Web page and app entries:
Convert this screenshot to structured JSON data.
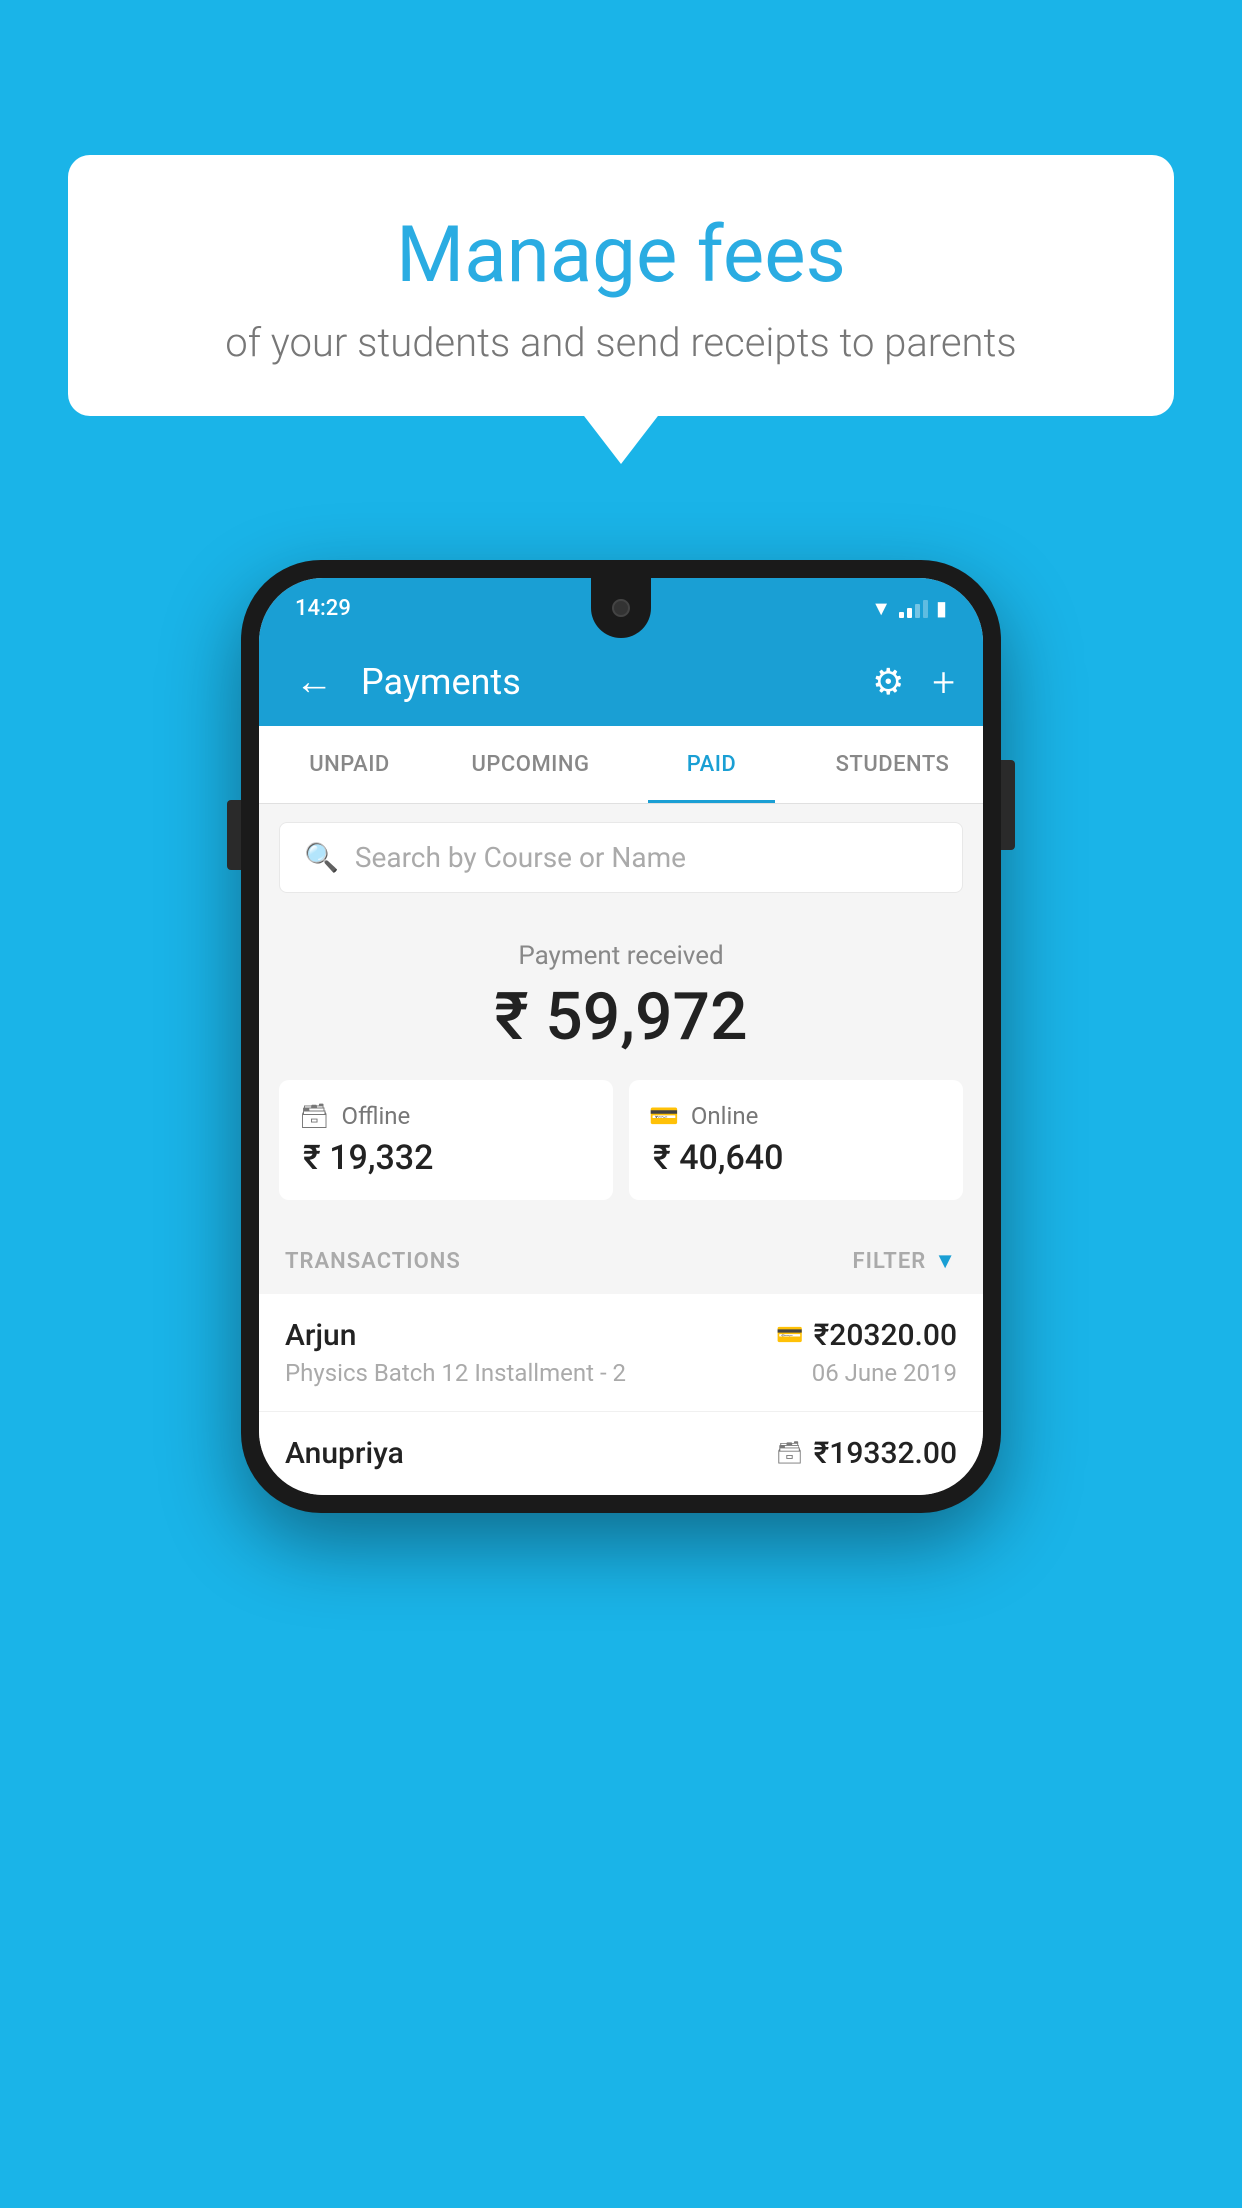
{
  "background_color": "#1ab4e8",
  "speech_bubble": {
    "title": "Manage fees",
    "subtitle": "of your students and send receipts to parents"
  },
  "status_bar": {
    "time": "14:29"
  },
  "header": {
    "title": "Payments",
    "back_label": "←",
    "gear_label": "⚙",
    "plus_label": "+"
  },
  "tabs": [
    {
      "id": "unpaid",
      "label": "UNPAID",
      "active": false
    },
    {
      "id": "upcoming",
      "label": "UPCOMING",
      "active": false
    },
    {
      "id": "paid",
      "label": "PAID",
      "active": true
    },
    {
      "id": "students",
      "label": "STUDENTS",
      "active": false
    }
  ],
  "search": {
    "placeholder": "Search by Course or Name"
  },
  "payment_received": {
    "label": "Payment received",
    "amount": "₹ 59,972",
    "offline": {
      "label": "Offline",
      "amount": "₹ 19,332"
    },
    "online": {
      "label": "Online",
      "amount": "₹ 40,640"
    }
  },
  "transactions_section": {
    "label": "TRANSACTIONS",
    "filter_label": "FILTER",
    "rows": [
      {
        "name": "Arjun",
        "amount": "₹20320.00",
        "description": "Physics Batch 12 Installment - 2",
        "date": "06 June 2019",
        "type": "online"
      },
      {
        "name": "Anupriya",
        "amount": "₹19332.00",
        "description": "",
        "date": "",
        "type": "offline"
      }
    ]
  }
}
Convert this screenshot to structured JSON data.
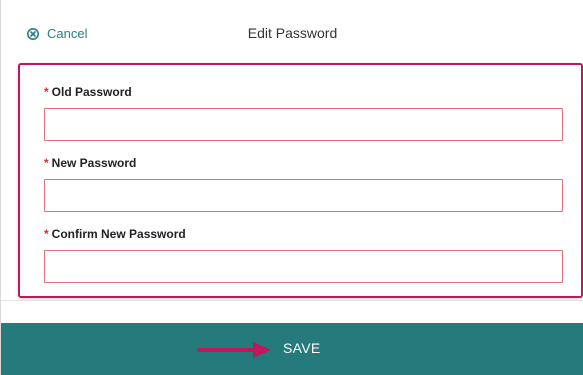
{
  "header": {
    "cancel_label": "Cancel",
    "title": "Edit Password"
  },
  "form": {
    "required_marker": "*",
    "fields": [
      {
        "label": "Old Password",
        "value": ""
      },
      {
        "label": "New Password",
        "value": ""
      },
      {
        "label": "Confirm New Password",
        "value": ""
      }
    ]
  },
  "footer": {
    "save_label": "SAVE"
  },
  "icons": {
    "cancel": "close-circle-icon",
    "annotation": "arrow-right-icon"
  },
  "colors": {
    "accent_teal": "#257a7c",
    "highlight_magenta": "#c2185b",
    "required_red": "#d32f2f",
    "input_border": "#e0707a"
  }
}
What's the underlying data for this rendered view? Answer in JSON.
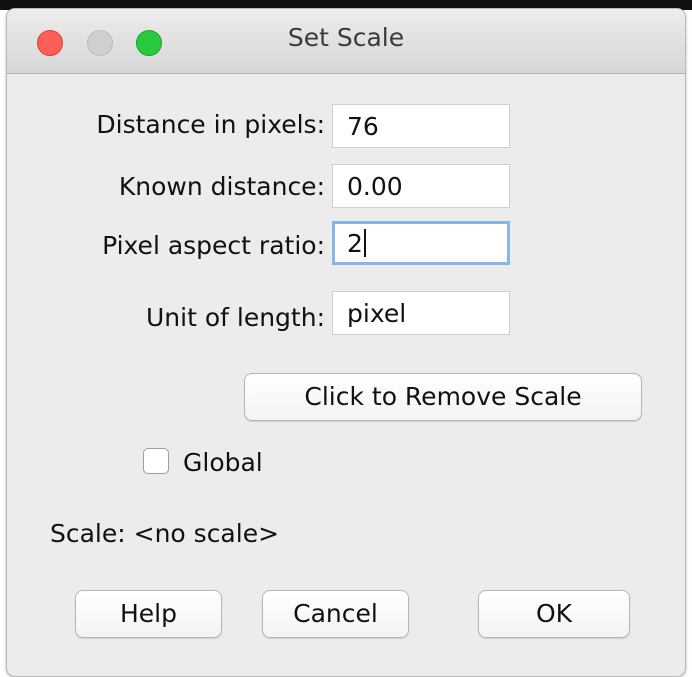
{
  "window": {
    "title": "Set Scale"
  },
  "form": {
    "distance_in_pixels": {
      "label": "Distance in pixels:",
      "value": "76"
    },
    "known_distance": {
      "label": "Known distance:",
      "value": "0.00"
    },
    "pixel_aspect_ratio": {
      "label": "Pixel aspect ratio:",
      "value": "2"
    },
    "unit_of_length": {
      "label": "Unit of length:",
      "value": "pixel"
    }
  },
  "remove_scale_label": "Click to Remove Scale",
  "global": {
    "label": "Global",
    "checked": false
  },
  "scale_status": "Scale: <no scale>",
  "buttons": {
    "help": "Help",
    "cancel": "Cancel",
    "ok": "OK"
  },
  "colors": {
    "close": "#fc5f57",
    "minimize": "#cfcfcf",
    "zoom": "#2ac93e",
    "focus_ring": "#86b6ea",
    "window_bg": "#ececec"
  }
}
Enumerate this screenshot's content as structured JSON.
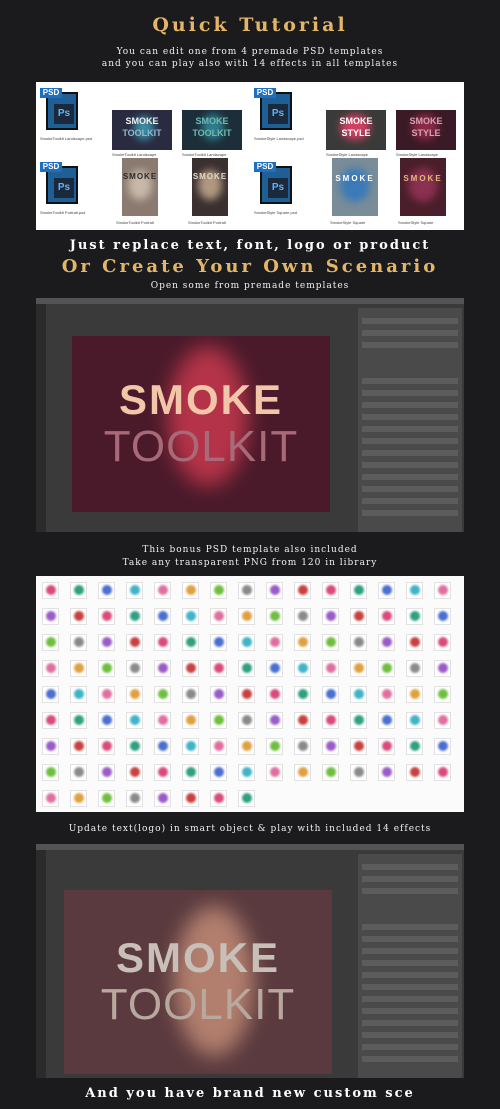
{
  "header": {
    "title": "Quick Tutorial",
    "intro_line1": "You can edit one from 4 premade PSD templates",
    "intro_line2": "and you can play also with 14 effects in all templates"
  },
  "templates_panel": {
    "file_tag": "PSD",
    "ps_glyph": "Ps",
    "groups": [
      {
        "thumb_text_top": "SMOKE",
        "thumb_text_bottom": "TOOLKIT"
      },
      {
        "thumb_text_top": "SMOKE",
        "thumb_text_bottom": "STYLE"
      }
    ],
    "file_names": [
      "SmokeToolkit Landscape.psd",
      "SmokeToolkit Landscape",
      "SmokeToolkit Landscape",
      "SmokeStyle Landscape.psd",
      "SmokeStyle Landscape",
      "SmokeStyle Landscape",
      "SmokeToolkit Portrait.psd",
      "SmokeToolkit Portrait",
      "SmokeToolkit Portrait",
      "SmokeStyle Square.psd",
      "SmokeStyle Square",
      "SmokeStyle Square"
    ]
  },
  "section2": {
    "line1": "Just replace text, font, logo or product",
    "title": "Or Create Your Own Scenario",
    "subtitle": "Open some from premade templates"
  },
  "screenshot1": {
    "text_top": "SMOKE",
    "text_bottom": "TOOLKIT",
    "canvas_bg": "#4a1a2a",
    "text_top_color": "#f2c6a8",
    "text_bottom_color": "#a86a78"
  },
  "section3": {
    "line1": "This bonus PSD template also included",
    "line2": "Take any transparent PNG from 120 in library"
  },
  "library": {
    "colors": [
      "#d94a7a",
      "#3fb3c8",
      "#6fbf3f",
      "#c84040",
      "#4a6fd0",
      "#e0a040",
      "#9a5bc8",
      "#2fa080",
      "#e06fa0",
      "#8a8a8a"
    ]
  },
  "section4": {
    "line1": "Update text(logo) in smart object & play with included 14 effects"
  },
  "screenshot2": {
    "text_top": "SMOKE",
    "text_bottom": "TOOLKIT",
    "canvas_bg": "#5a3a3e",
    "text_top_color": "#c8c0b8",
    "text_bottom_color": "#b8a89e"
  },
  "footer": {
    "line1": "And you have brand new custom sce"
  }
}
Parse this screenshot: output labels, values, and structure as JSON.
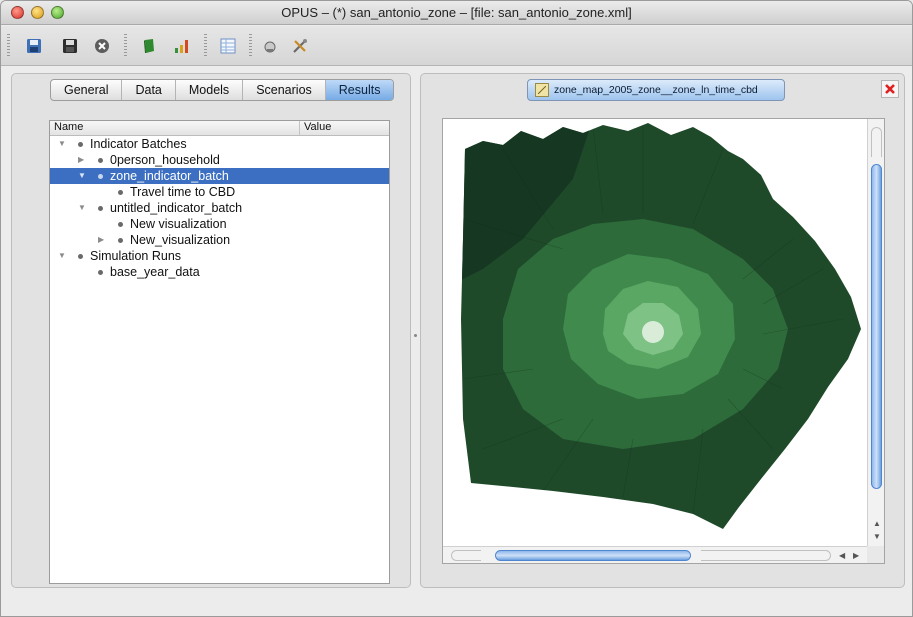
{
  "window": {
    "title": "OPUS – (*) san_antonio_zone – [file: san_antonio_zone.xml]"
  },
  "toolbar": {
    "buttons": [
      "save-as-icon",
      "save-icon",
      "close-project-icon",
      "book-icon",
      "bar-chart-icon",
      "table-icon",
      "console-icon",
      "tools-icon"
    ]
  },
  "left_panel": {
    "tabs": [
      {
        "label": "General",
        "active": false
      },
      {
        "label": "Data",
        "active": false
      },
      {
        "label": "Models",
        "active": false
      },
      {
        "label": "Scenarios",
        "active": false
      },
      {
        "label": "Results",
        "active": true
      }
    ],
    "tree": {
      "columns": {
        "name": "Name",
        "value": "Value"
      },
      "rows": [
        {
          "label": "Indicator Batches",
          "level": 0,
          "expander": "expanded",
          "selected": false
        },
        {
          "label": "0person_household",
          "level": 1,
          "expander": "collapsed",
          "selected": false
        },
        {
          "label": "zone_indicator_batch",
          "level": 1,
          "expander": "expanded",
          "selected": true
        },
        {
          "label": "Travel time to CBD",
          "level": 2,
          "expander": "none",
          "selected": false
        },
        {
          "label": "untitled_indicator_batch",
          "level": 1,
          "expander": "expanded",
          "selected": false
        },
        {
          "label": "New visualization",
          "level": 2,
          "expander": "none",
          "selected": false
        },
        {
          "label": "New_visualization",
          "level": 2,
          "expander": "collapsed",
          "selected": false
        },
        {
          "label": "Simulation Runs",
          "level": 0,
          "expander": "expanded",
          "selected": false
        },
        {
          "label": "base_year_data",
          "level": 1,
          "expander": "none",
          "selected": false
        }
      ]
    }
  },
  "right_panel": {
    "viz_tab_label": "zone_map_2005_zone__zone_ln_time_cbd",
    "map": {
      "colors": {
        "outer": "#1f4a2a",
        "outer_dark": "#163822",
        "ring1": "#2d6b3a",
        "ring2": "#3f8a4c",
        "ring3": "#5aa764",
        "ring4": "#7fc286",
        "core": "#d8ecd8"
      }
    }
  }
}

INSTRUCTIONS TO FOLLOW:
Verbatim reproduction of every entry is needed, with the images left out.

FINISHED TASK:
Convert this screenshot to structured JSON data.
{
  "background_color": "#1ab4e8",
  "speech_bubble": {
    "title": "Manage fees",
    "subtitle": "of your students and send receipts to parents"
  },
  "status_bar": {
    "time": "14:29"
  },
  "header": {
    "title": "Payments",
    "back_label": "←",
    "gear_label": "⚙",
    "plus_label": "+"
  },
  "tabs": [
    {
      "id": "unpaid",
      "label": "UNPAID",
      "active": false
    },
    {
      "id": "upcoming",
      "label": "UPCOMING",
      "active": false
    },
    {
      "id": "paid",
      "label": "PAID",
      "active": true
    },
    {
      "id": "students",
      "label": "STUDENTS",
      "active": false
    }
  ],
  "search": {
    "placeholder": "Search by Course or Name"
  },
  "payment_received": {
    "label": "Payment received",
    "amount": "₹ 59,972",
    "offline": {
      "label": "Offline",
      "amount": "₹ 19,332"
    },
    "online": {
      "label": "Online",
      "amount": "₹ 40,640"
    }
  },
  "transactions_section": {
    "label": "TRANSACTIONS",
    "filter_label": "FILTER",
    "rows": [
      {
        "name": "Arjun",
        "amount": "₹20320.00",
        "description": "Physics Batch 12 Installment - 2",
        "date": "06 June 2019",
        "type": "online"
      },
      {
        "name": "Anupriya",
        "amount": "₹19332.00",
        "description": "",
        "date": "",
        "type": "offline"
      }
    ]
  }
}
Convert this screenshot to structured JSON data.
{
  "header": {
    "cancel_label": "Cancel",
    "title": "Edit Password"
  },
  "form": {
    "required_marker": "*",
    "fields": [
      {
        "label": "Old Password",
        "value": ""
      },
      {
        "label": "New Password",
        "value": ""
      },
      {
        "label": "Confirm New Password",
        "value": ""
      }
    ]
  },
  "footer": {
    "save_label": "SAVE"
  },
  "icons": {
    "cancel": "close-circle-icon",
    "annotation": "arrow-right-icon"
  },
  "colors": {
    "accent_teal": "#257a7c",
    "highlight_magenta": "#c2185b",
    "required_red": "#d32f2f",
    "input_border": "#e0707a"
  }
}
What's the underlying data for this rendered view? Answer in JSON.
{
  "window": {
    "title": "Set Scale"
  },
  "form": {
    "distance_in_pixels": {
      "label": "Distance in pixels:",
      "value": "76"
    },
    "known_distance": {
      "label": "Known distance:",
      "value": "0.00"
    },
    "pixel_aspect_ratio": {
      "label": "Pixel aspect ratio:",
      "value": "2"
    },
    "unit_of_length": {
      "label": "Unit of length:",
      "value": "pixel"
    }
  },
  "remove_scale_label": "Click to Remove Scale",
  "global": {
    "label": "Global",
    "checked": false
  },
  "scale_status": "Scale: <no scale>",
  "buttons": {
    "help": "Help",
    "cancel": "Cancel",
    "ok": "OK"
  },
  "colors": {
    "close": "#fc5f57",
    "minimize": "#cfcfcf",
    "zoom": "#2ac93e",
    "focus_ring": "#86b6ea",
    "window_bg": "#ececec"
  }
}
Enumerate this screenshot's content as structured JSON.
{
  "header": {
    "title": "Quick Tutorial",
    "intro_line1": "You can edit one from 4 premade PSD templates",
    "intro_line2": "and you can play also with 14 effects in all templates"
  },
  "templates_panel": {
    "file_tag": "PSD",
    "ps_glyph": "Ps",
    "groups": [
      {
        "thumb_text_top": "SMOKE",
        "thumb_text_bottom": "TOOLKIT"
      },
      {
        "thumb_text_top": "SMOKE",
        "thumb_text_bottom": "STYLE"
      }
    ],
    "file_names": [
      "SmokeToolkit Landscape.psd",
      "SmokeToolkit Landscape",
      "SmokeToolkit Landscape",
      "SmokeStyle Landscape.psd",
      "SmokeStyle Landscape",
      "SmokeStyle Landscape",
      "SmokeToolkit Portrait.psd",
      "SmokeToolkit Portrait",
      "SmokeToolkit Portrait",
      "SmokeStyle Square.psd",
      "SmokeStyle Square",
      "SmokeStyle Square"
    ]
  },
  "section2": {
    "line1": "Just replace text, font, logo or product",
    "title": "Or Create Your Own Scenario",
    "subtitle": "Open some from premade templates"
  },
  "screenshot1": {
    "text_top": "SMOKE",
    "text_bottom": "TOOLKIT",
    "canvas_bg": "#4a1a2a",
    "text_top_color": "#f2c6a8",
    "text_bottom_color": "#a86a78"
  },
  "section3": {
    "line1": "This bonus PSD template also included",
    "line2": "Take any transparent PNG from 120 in library"
  },
  "library": {
    "colors": [
      "#d94a7a",
      "#3fb3c8",
      "#6fbf3f",
      "#c84040",
      "#4a6fd0",
      "#e0a040",
      "#9a5bc8",
      "#2fa080",
      "#e06fa0",
      "#8a8a8a"
    ]
  },
  "section4": {
    "line1": "Update text(logo) in smart object & play with included 14 effects"
  },
  "screenshot2": {
    "text_top": "SMOKE",
    "text_bottom": "TOOLKIT",
    "canvas_bg": "#5a3a3e",
    "text_top_color": "#c8c0b8",
    "text_bottom_color": "#b8a89e"
  },
  "footer": {
    "line1": "And you have brand new custom sce"
  }
}
Parse this screenshot: output labels, values, and structure as JSON.
{
  "window": {
    "title": "OPUS – (*) san_antonio_zone – [file: san_antonio_zone.xml]"
  },
  "toolbar": {
    "buttons": [
      "save-as-icon",
      "save-icon",
      "close-project-icon",
      "book-icon",
      "bar-chart-icon",
      "table-icon",
      "console-icon",
      "tools-icon"
    ]
  },
  "left_panel": {
    "tabs": [
      {
        "label": "General",
        "active": false
      },
      {
        "label": "Data",
        "active": false
      },
      {
        "label": "Models",
        "active": false
      },
      {
        "label": "Scenarios",
        "active": false
      },
      {
        "label": "Results",
        "active": true
      }
    ],
    "tree": {
      "columns": {
        "name": "Name",
        "value": "Value"
      },
      "rows": [
        {
          "label": "Indicator Batches",
          "level": 0,
          "expander": "expanded",
          "selected": false
        },
        {
          "label": "0person_household",
          "level": 1,
          "expander": "collapsed",
          "selected": false
        },
        {
          "label": "zone_indicator_batch",
          "level": 1,
          "expander": "expanded",
          "selected": true
        },
        {
          "label": "Travel time to CBD",
          "level": 2,
          "expander": "none",
          "selected": false
        },
        {
          "label": "untitled_indicator_batch",
          "level": 1,
          "expander": "expanded",
          "selected": false
        },
        {
          "label": "New visualization",
          "level": 2,
          "expander": "none",
          "selected": false
        },
        {
          "label": "New_visualization",
          "level": 2,
          "expander": "collapsed",
          "selected": false
        },
        {
          "label": "Simulation Runs",
          "level": 0,
          "expander": "expanded",
          "selected": false
        },
        {
          "label": "base_year_data",
          "level": 1,
          "expander": "none",
          "selected": false
        }
      ]
    }
  },
  "right_panel": {
    "viz_tab_label": "zone_map_2005_zone__zone_ln_time_cbd",
    "map": {
      "colors": {
        "outer": "#1f4a2a",
        "outer_dark": "#163822",
        "ring1": "#2d6b3a",
        "ring2": "#3f8a4c",
        "ring3": "#5aa764",
        "ring4": "#7fc286",
        "core": "#d8ecd8"
      }
    }
  }
}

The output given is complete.